While disrupting people’s lives across the world, the coronavirus pandemic has decimated livelihoods by plunging the global economy into decline, with jobs lost and poverty expected to rise.

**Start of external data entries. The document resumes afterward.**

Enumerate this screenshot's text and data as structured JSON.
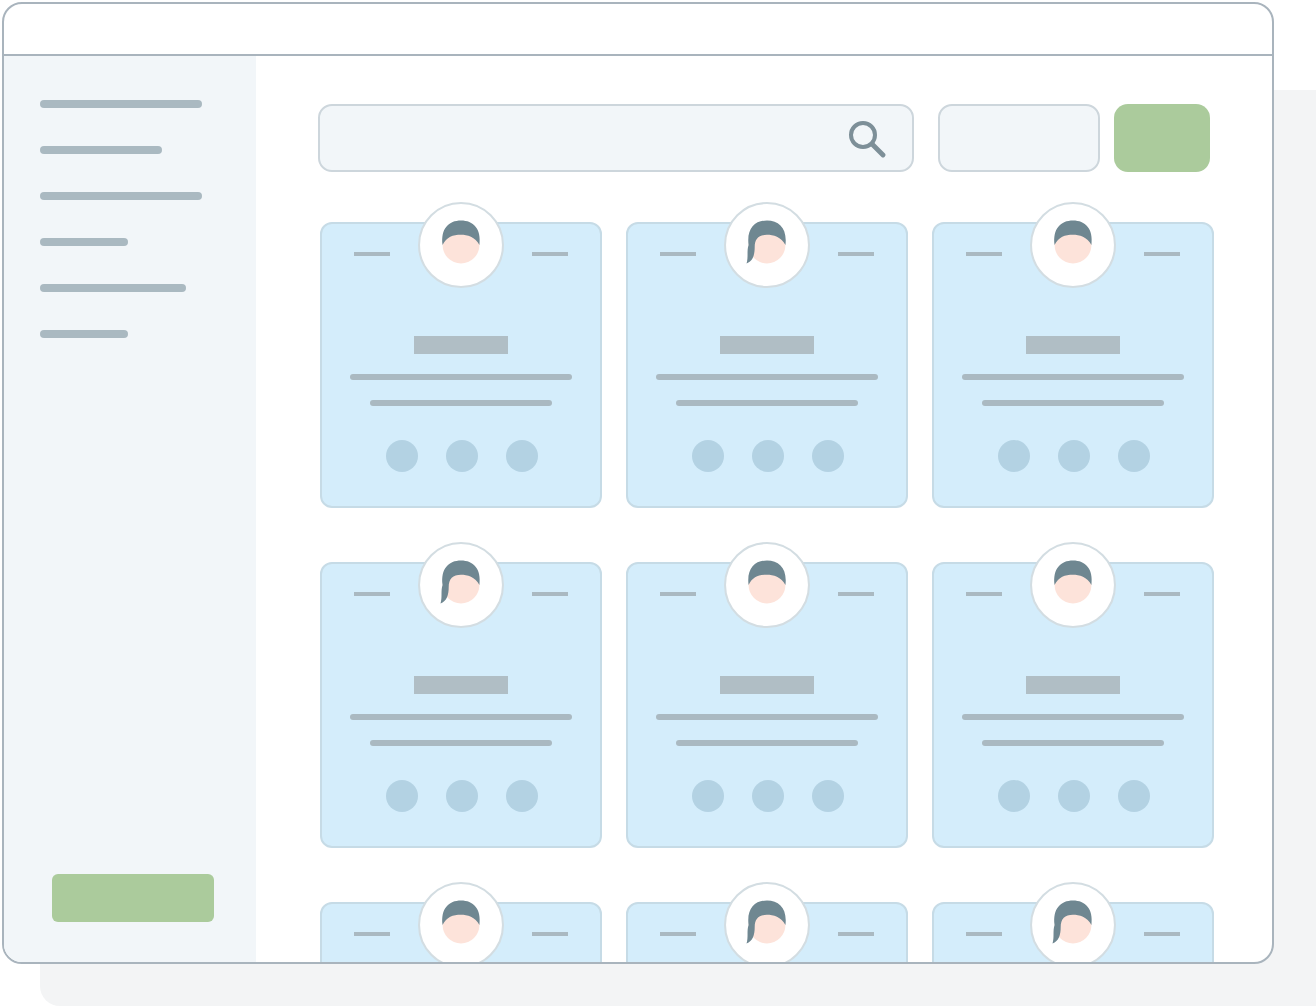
{
  "sidebar": {
    "items": [
      {
        "kind": "long"
      },
      {
        "kind": "short"
      },
      {
        "kind": "long"
      },
      {
        "kind": "tiny"
      },
      {
        "kind": "medium"
      },
      {
        "kind": "tiny"
      }
    ],
    "button": {
      "kind": "filled"
    }
  },
  "toolbar": {
    "search": {
      "kind": "search"
    },
    "buttons": [
      {
        "kind": "outline"
      },
      {
        "kind": "filled"
      }
    ]
  },
  "cards": [
    {
      "avatar": {
        "kind": "short-hair"
      }
    },
    {
      "avatar": {
        "kind": "long-hair"
      }
    },
    {
      "avatar": {
        "kind": "short-hair"
      }
    },
    {
      "avatar": {
        "kind": "long-hair"
      }
    },
    {
      "avatar": {
        "kind": "short-hair"
      }
    },
    {
      "avatar": {
        "kind": "short-hair"
      }
    },
    {
      "avatar": {
        "kind": "short-hair"
      }
    },
    {
      "avatar": {
        "kind": "long-hair"
      }
    },
    {
      "avatar": {
        "kind": "long-hair"
      }
    }
  ]
}
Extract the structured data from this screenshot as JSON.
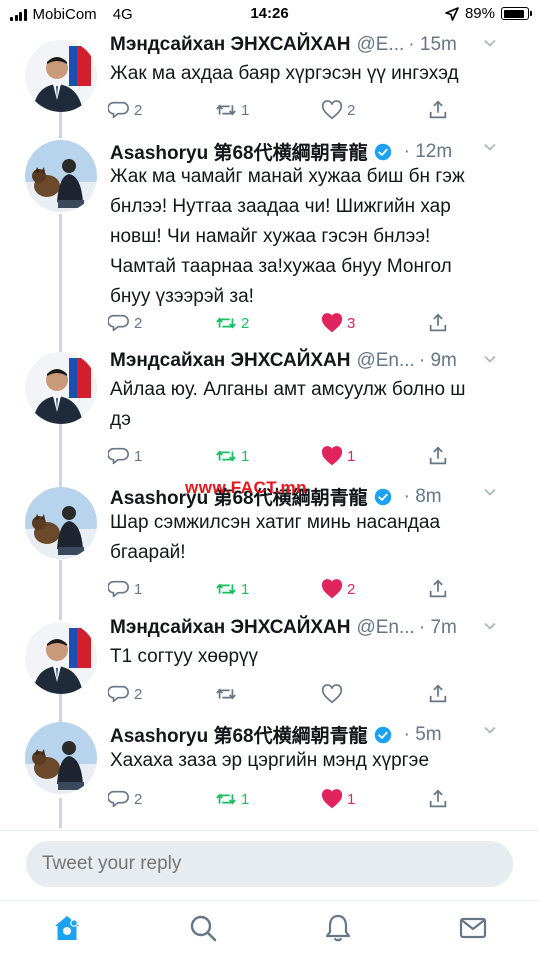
{
  "status": {
    "carrier": "MobiCom",
    "network": "4G",
    "time": "14:26",
    "battery": "89%",
    "battery_level": 0.89
  },
  "watermark": "www.FACT.mn",
  "tweets": [
    {
      "name": "Мэндсайхан ЭНХСАЙХАН",
      "handle": "@E...",
      "time": "· 15m",
      "verified": false,
      "lines": [
        "Жак ма ахдаа баяр хүргэсэн үү ингэхэд"
      ],
      "replies": "2",
      "retweets": "1",
      "likes": "2",
      "retweeted": false,
      "liked": false
    },
    {
      "name": "Asashoryu 第68代横綱朝青龍",
      "handle": "",
      "time": "· 12m",
      "verified": true,
      "lines": [
        "Жак ма чамайг манай хужаа биш бн гэж",
        "бнлээ! Нутгаа заадаа чи! Шижгийн хар",
        "новш! Чи намайг хужаа гэсэн бнлээ!",
        "Чамтай таарнаа за!хужаа бнуу Монгол",
        "бнуу үзээрэй за!"
      ],
      "replies": "2",
      "retweets": "2",
      "likes": "3",
      "retweeted": true,
      "liked": true
    },
    {
      "name": "Мэндсайхан ЭНХСАЙХАН",
      "handle": "@En...",
      "time": "· 9m",
      "verified": false,
      "lines": [
        "Айлаа юу. Алганы амт амсуулж болно ш",
        "дэ"
      ],
      "replies": "1",
      "retweets": "1",
      "likes": "1",
      "retweeted": true,
      "liked": true
    },
    {
      "name": "Asashoryu 第68代横綱朝青龍",
      "handle": "",
      "time": "· 8m",
      "verified": true,
      "lines": [
        "Шар сэмжилсэн хатиг минь насандаа",
        "бгаарай!"
      ],
      "replies": "1",
      "retweets": "1",
      "likes": "2",
      "retweeted": true,
      "liked": true
    },
    {
      "name": "Мэндсайхан ЭНХСАЙХАН",
      "handle": "@En...",
      "time": "· 7m",
      "verified": false,
      "lines": [
        "Т1 согтуу хөөрүү"
      ],
      "replies": "2",
      "retweets": "",
      "likes": "",
      "retweeted": false,
      "liked": false
    },
    {
      "name": "Asashoryu 第68代横綱朝青龍",
      "handle": "",
      "time": "· 5m",
      "verified": true,
      "lines": [
        "Хахаха заза эр цэргийн мэнд хүргэе"
      ],
      "replies": "2",
      "retweets": "1",
      "likes": "1",
      "retweeted": true,
      "liked": true
    }
  ],
  "reply": {
    "placeholder": "Tweet your reply"
  },
  "colors": {
    "accent": "#1da1f2",
    "retweet": "#17bf63",
    "like": "#e0245e",
    "muted": "#657786"
  }
}
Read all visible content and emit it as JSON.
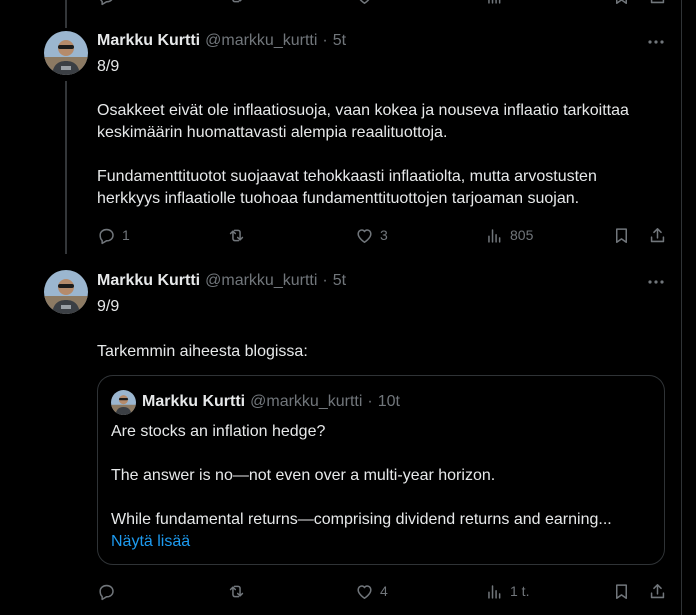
{
  "colors": {
    "background": "#000000",
    "text_primary": "#e7e9ea",
    "text_secondary": "#71767b",
    "border": "#2f3336",
    "link": "#1d9bf0"
  },
  "icons": {
    "reply": "reply-icon",
    "repost": "repost-icon",
    "like": "heart-icon",
    "views": "views-icon",
    "bookmark": "bookmark-icon",
    "share": "share-icon",
    "more": "more-icon"
  },
  "tweets": [
    {
      "author_name": "Markku Kurtti",
      "author_handle": "@markku_kurtti",
      "separator": "·",
      "time": "5t",
      "text": {
        "line1": "8/9",
        "p1_line1": "Osakkeet eivät ole inflaatiosuoja, vaan kokea ja nouseva inflaatio tarkoittaa",
        "p1_line2": "keskimäärin huomattavasti alempia reaalituottoja.",
        "p2_line1": "Fundamenttituotot suojaavat tehokkaasti inflaatiolta, mutta arvostusten",
        "p2_line2": "herkkyys inflaatiolle tuohoaa fundamenttituottojen tarjoaman suojan."
      },
      "stats": {
        "replies": "1",
        "reposts": "",
        "likes": "3",
        "views": "805"
      }
    },
    {
      "author_name": "Markku Kurtti",
      "author_handle": "@markku_kurtti",
      "separator": "·",
      "time": "5t",
      "text": {
        "line1": "9/9",
        "line2": "Tarkemmin aiheesta blogissa:"
      },
      "quote": {
        "author_name": "Markku Kurtti",
        "author_handle": "@markku_kurtti",
        "separator": "·",
        "time": "10t",
        "line1": "Are stocks an inflation hedge?",
        "line2": "The answer is no—not even over a multi-year horizon.",
        "line3": "While fundamental returns—comprising dividend returns and earning...",
        "show_more": "Näytä lisää"
      },
      "stats": {
        "replies": "",
        "reposts": "",
        "likes": "4",
        "views": "1 t."
      }
    }
  ]
}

A record 235 million people will need humanitarian assistance and protection next year, the UN projected earlier this week.
Many older adults who’ve become critically ill from the COVID-19 coronavirus describe experiencing “brain fog” - or difficulty stringing together thoughts, problems concentrating and issues with short-term memory - after battling the disease.
US infectious disease expert Dr. Anthony Fauci has been forced to battle criticism regarding his public health statements amid the coronavirus pandemic, including from White House officials, with Donald Trump on one occasion labelling him “a little bit of an alarmist” over his assessments of the US coronavirus outbreak.
Amid the ongoing coronavirus pandemic Canada's chief public health officer has offered her take on options to safeguard oneself from the contagious disease during sexual activity.
As millions of pupils in England and Wales return to the classroom this week, education secretary Gavin Williamson has insisted in an open letter that schools are safe, warning that parents who hesitate to send their children back to classes risk putting a "huge dent in their future life chances".
Amid the coronavirus pandemic, UK Prime Minister Boris Johnson spent three nights in intensive care in April, after being initially diagnosed with COVID-19 on 27 March, with Foreign Secretary Dominic Raab standing in to deputise in his absence.
Ireland’s EU Commissioner Phil Hogan was among over 80 people who attended an Oireachtas Golf Society dinner on 19 August, just over 24 hours after Cabinet members had agreed to implement stringent Covid-19 restrictions which banned any indoor gathering of more than six people.
Education Secretary Gavin Williamson had been warned that the A-level and GCSE grading algorithms might result in students being given lower-than-anticipated grades, The Times had earlier reported, citing a source within the Department for Education, who revealed that the minister had opted to push ahead with the controversial algorithm regardless.
Earlier, UK health experts warned the government of a possible resurgence of COVID-19 this winter, urging the continued financing of private care and Nightingale hospitals to ensure there is enough capacity to avoid overwhelming the National Health Service (NHS).
The results of an earlier study carried out in Spain suggested that so-called herd immunity was not a feasible way to tackle the coronavirus pandemic, as it showed that no more than five percent of the population had developed antibodies - nowhere near the levels said to be required to develop herd immunity.
While the shock caused by the COVID-19 health crisis has generated ripples across global economies, leaving failing industries, job losses and poverty in its wake, the pandemic hasn't been so bad for everyone.
Leading US infectious disease expert Dr. Anthony Fauci has been battling criticism regarding his public health statements amid the COVID-19 pandemic, including from White House officials, whom he has warned against attempts to discredit him as ultimately damaging for Donald Trump.
The second wave of the COVID-19 could do additional damage throughout the world, International Monetary Fund (IMF) Managing Director Kristalina Georgieva said on Wednesday, warning specifically of more job losses and bankruptcies.
The 1918 influenza pandemic infected around 500 million people worldwide and killed tens of millions, according to estimates. With only 13.5 million confirmed cases of coronavirus, the current health crisis is far from being the “mother of all pandemics”, but some now warn this could change.
The Coronavirus Aid, Relief, and Economic Security (CARES) Act , a $2 trillion economic stimulus bill signed into law by President Trump in March in response to the economic fallout from the COVID-19 pandemic, provides for a Paycheck Protection Program extending forgivable loans to small businesses.